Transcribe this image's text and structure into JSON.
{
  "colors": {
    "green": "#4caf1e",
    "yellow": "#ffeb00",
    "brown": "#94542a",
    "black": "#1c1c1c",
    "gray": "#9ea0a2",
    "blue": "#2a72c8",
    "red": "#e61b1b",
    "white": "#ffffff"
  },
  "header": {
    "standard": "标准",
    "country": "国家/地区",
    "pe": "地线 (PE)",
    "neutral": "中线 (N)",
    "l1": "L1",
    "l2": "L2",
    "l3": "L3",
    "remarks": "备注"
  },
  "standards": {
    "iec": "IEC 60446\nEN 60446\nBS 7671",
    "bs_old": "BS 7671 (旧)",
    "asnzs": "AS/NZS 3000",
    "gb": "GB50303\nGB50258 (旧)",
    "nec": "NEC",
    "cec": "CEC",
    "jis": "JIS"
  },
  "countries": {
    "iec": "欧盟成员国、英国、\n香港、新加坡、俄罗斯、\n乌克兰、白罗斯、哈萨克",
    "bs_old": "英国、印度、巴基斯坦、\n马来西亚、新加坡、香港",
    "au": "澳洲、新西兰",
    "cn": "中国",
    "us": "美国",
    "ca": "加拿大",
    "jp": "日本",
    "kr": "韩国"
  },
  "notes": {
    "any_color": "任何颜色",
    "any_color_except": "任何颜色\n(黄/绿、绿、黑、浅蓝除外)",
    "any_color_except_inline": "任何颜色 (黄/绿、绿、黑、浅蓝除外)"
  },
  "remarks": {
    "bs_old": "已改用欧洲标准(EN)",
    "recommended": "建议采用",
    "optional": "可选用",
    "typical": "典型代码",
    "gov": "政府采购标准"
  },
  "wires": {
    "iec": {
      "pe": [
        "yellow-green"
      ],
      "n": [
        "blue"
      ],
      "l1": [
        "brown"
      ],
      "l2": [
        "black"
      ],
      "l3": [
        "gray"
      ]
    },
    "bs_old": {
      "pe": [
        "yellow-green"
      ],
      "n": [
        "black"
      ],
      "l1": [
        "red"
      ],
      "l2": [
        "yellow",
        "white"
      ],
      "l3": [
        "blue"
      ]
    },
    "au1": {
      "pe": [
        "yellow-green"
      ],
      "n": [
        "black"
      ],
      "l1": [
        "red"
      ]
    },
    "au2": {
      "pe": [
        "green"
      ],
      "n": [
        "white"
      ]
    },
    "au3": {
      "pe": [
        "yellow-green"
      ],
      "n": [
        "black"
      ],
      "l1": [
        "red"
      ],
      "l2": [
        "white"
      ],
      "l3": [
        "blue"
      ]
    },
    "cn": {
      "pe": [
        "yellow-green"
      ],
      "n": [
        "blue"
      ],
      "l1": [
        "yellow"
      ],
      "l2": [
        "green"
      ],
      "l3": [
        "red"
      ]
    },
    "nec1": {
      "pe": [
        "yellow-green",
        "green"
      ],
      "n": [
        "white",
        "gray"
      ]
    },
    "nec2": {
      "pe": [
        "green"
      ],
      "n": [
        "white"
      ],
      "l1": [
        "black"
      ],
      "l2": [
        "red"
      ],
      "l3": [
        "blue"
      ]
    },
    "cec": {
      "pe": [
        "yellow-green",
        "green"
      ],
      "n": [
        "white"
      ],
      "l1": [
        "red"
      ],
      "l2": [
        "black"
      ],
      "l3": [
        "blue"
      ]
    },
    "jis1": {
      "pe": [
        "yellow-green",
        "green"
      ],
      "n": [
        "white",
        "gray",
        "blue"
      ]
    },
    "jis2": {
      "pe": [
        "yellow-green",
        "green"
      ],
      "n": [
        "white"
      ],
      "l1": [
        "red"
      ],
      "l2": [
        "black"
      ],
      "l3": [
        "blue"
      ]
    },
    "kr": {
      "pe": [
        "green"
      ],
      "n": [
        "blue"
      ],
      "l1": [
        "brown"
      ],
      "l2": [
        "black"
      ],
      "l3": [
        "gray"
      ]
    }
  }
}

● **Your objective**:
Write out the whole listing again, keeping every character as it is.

● **Result for this task**:
Transcribe this image's text and structure into JSON.
{
  "colors": {
    "green": "#4caf1e",
    "yellow": "#ffeb00",
    "brown": "#94542a",
    "black": "#1c1c1c",
    "gray": "#9ea0a2",
    "blue": "#2a72c8",
    "red": "#e61b1b",
    "white": "#ffffff"
  },
  "header": {
    "standard": "标准",
    "country": "国家/地区",
    "pe": "地线 (PE)",
    "neutral": "中线 (N)",
    "l1": "L1",
    "l2": "L2",
    "l3": "L3",
    "remarks": "备注"
  },
  "standards": {
    "iec": "IEC 60446\nEN 60446\nBS 7671",
    "bs_old": "BS 7671 (旧)",
    "asnzs": "AS/NZS 3000",
    "gb": "GB50303\nGB50258 (旧)",
    "nec": "NEC",
    "cec": "CEC",
    "jis": "JIS"
  },
  "countries": {
    "iec": "欧盟成员国、英国、\n香港、新加坡、俄罗斯、\n乌克兰、白罗斯、哈萨克",
    "bs_old": "英国、印度、巴基斯坦、\n马来西亚、新加坡、香港",
    "au": "澳洲、新西兰",
    "cn": "中国",
    "us": "美国",
    "ca": "加拿大",
    "jp": "日本",
    "kr": "韩国"
  },
  "notes": {
    "any_color": "任何颜色",
    "any_color_except": "任何颜色\n(黄/绿、绿、黑、浅蓝除外)",
    "any_color_except_inline": "任何颜色 (黄/绿、绿、黑、浅蓝除外)"
  },
  "remarks": {
    "bs_old": "已改用欧洲标准(EN)",
    "recommended": "建议采用",
    "optional": "可选用",
    "typical": "典型代码",
    "gov": "政府采购标准"
  },
  "wires": {
    "iec": {
      "pe": [
        "yellow-green"
      ],
      "n": [
        "blue"
      ],
      "l1": [
        "brown"
      ],
      "l2": [
        "black"
      ],
      "l3": [
        "gray"
      ]
    },
    "bs_old": {
      "pe": [
        "yellow-green"
      ],
      "n": [
        "black"
      ],
      "l1": [
        "red"
      ],
      "l2": [
        "yellow",
        "white"
      ],
      "l3": [
        "blue"
      ]
    },
    "au1": {
      "pe": [
        "yellow-green"
      ],
      "n": [
        "black"
      ],
      "l1": [
        "red"
      ]
    },
    "au2": {
      "pe": [
        "green"
      ],
      "n": [
        "white"
      ]
    },
    "au3": {
      "pe": [
        "yellow-green"
      ],
      "n": [
        "black"
      ],
      "l1": [
        "red"
      ],
      "l2": [
        "white"
      ],
      "l3": [
        "blue"
      ]
    },
    "cn": {
      "pe": [
        "yellow-green"
      ],
      "n": [
        "blue"
      ],
      "l1": [
        "yellow"
      ],
      "l2": [
        "green"
      ],
      "l3": [
        "red"
      ]
    },
    "nec1": {
      "pe": [
        "yellow-green",
        "green"
      ],
      "n": [
        "white",
        "gray"
      ]
    },
    "nec2": {
      "pe": [
        "green"
      ],
      "n": [
        "white"
      ],
      "l1": [
        "black"
      ],
      "l2": [
        "red"
      ],
      "l3": [
        "blue"
      ]
    },
    "cec": {
      "pe": [
        "yellow-green",
        "green"
      ],
      "n": [
        "white"
      ],
      "l1": [
        "red"
      ],
      "l2": [
        "black"
      ],
      "l3": [
        "blue"
      ]
    },
    "jis1": {
      "pe": [
        "yellow-green",
        "green"
      ],
      "n": [
        "white",
        "gray",
        "blue"
      ]
    },
    "jis2": {
      "pe": [
        "yellow-green",
        "green"
      ],
      "n": [
        "white"
      ],
      "l1": [
        "red"
      ],
      "l2": [
        "black"
      ],
      "l3": [
        "blue"
      ]
    },
    "kr": {
      "pe": [
        "green"
      ],
      "n": [
        "blue"
      ],
      "l1": [
        "brown"
      ],
      "l2": [
        "black"
      ],
      "l3": [
        "gray"
      ]
    }
  }
}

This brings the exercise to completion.